Each record is to be printed again exactly, though not its pictures.

▶ **Records for the exercise**

---

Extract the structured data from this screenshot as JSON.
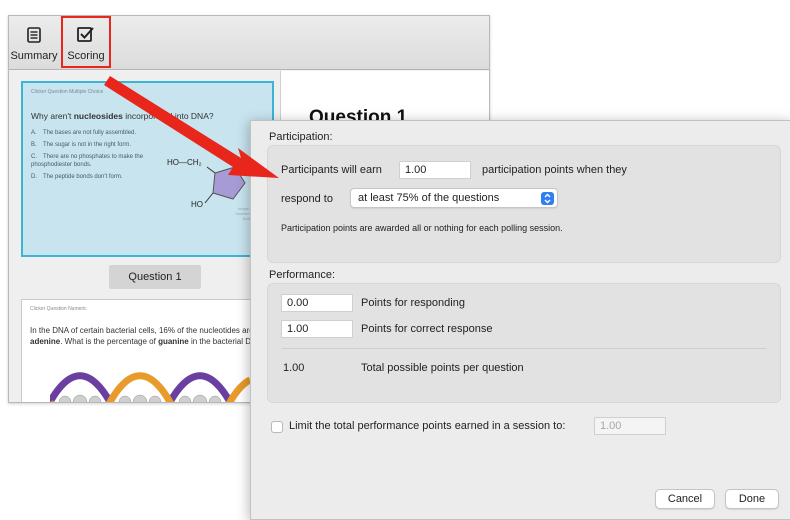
{
  "toolbar": {
    "summary_label": "Summary",
    "summary_icon": "list-document-icon",
    "scoring_label": "Scoring",
    "scoring_icon": "checkbox-check-icon",
    "highlight_color": "#e8261b"
  },
  "slide1": {
    "header": "Clicker Question Multiple Choice",
    "question_pre": "Why aren't ",
    "question_bold": "nucleosides",
    "question_post": " incorporated into DNA?",
    "options": [
      {
        "letter": "A.",
        "text": "The bases are not fully assembled."
      },
      {
        "letter": "B.",
        "text": "The sugar is not in the right form."
      },
      {
        "letter": "C.",
        "text": "There are no phosphates to make the phosphodiester bonds."
      },
      {
        "letter": "D.",
        "text": "The peptide bonds don't form."
      }
    ],
    "chem_top": "HO—CH₂",
    "chem_bottom": "HO",
    "credit": "Image from biochemistry textbook",
    "label": "Question 1"
  },
  "slide2": {
    "header": "Clicker Question Numeric",
    "q_pre": "In the DNA of certain bacterial cells, 16% of the nucleotides are ",
    "q_bold1": "adenine",
    "q_mid": ". What is the percentage of ",
    "q_bold2": "guanine",
    "q_post": " in the bacterial DNA?"
  },
  "main": {
    "question_title": "Question 1"
  },
  "dialog": {
    "participation": {
      "label": "Participation:",
      "earn_prefix": "Participants will earn",
      "earn_value": "1.00",
      "earn_suffix": "participation points when they",
      "respond_label": "respond to",
      "respond_selected": "at least 75% of the questions",
      "note": "Participation points are awarded all or nothing for each polling session."
    },
    "performance": {
      "label": "Performance:",
      "responding_value": "0.00",
      "responding_label": "Points for responding",
      "correct_value": "1.00",
      "correct_label": "Points for correct response",
      "total_value": "1.00",
      "total_label": "Total possible points per question"
    },
    "limit": {
      "label": "Limit the total performance points earned in a session to:",
      "value": "1.00",
      "checked": false
    },
    "cancel_label": "Cancel",
    "done_label": "Done",
    "accent_color": "#2f7ff0"
  }
}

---

▶ **Answer box**
Extract the structured data from this screenshot as JSON.
{
  "toolbar": {
    "summary_label": "Summary",
    "summary_icon": "list-document-icon",
    "scoring_label": "Scoring",
    "scoring_icon": "checkbox-check-icon",
    "highlight_color": "#e8261b"
  },
  "slide1": {
    "header": "Clicker Question Multiple Choice",
    "question_pre": "Why aren't ",
    "question_bold": "nucleosides",
    "question_post": " incorporated into DNA?",
    "options": [
      {
        "letter": "A.",
        "text": "The bases are not fully assembled."
      },
      {
        "letter": "B.",
        "text": "The sugar is not in the right form."
      },
      {
        "letter": "C.",
        "text": "There are no phosphates to make the phosphodiester bonds."
      },
      {
        "letter": "D.",
        "text": "The peptide bonds don't form."
      }
    ],
    "chem_top": "HO—CH₂",
    "chem_bottom": "HO",
    "credit": "Image from biochemistry textbook",
    "label": "Question 1"
  },
  "slide2": {
    "header": "Clicker Question Numeric",
    "q_pre": "In the DNA of certain bacterial cells, 16% of the nucleotides are ",
    "q_bold1": "adenine",
    "q_mid": ". What is the percentage of ",
    "q_bold2": "guanine",
    "q_post": " in the bacterial DNA?"
  },
  "main": {
    "question_title": "Question 1"
  },
  "dialog": {
    "participation": {
      "label": "Participation:",
      "earn_prefix": "Participants will earn",
      "earn_value": "1.00",
      "earn_suffix": "participation points when they",
      "respond_label": "respond to",
      "respond_selected": "at least 75% of the questions",
      "note": "Participation points are awarded all or nothing for each polling session."
    },
    "performance": {
      "label": "Performance:",
      "responding_value": "0.00",
      "responding_label": "Points for responding",
      "correct_value": "1.00",
      "correct_label": "Points for correct response",
      "total_value": "1.00",
      "total_label": "Total possible points per question"
    },
    "limit": {
      "label": "Limit the total performance points earned in a session to:",
      "value": "1.00",
      "checked": false
    },
    "cancel_label": "Cancel",
    "done_label": "Done",
    "accent_color": "#2f7ff0"
  }
}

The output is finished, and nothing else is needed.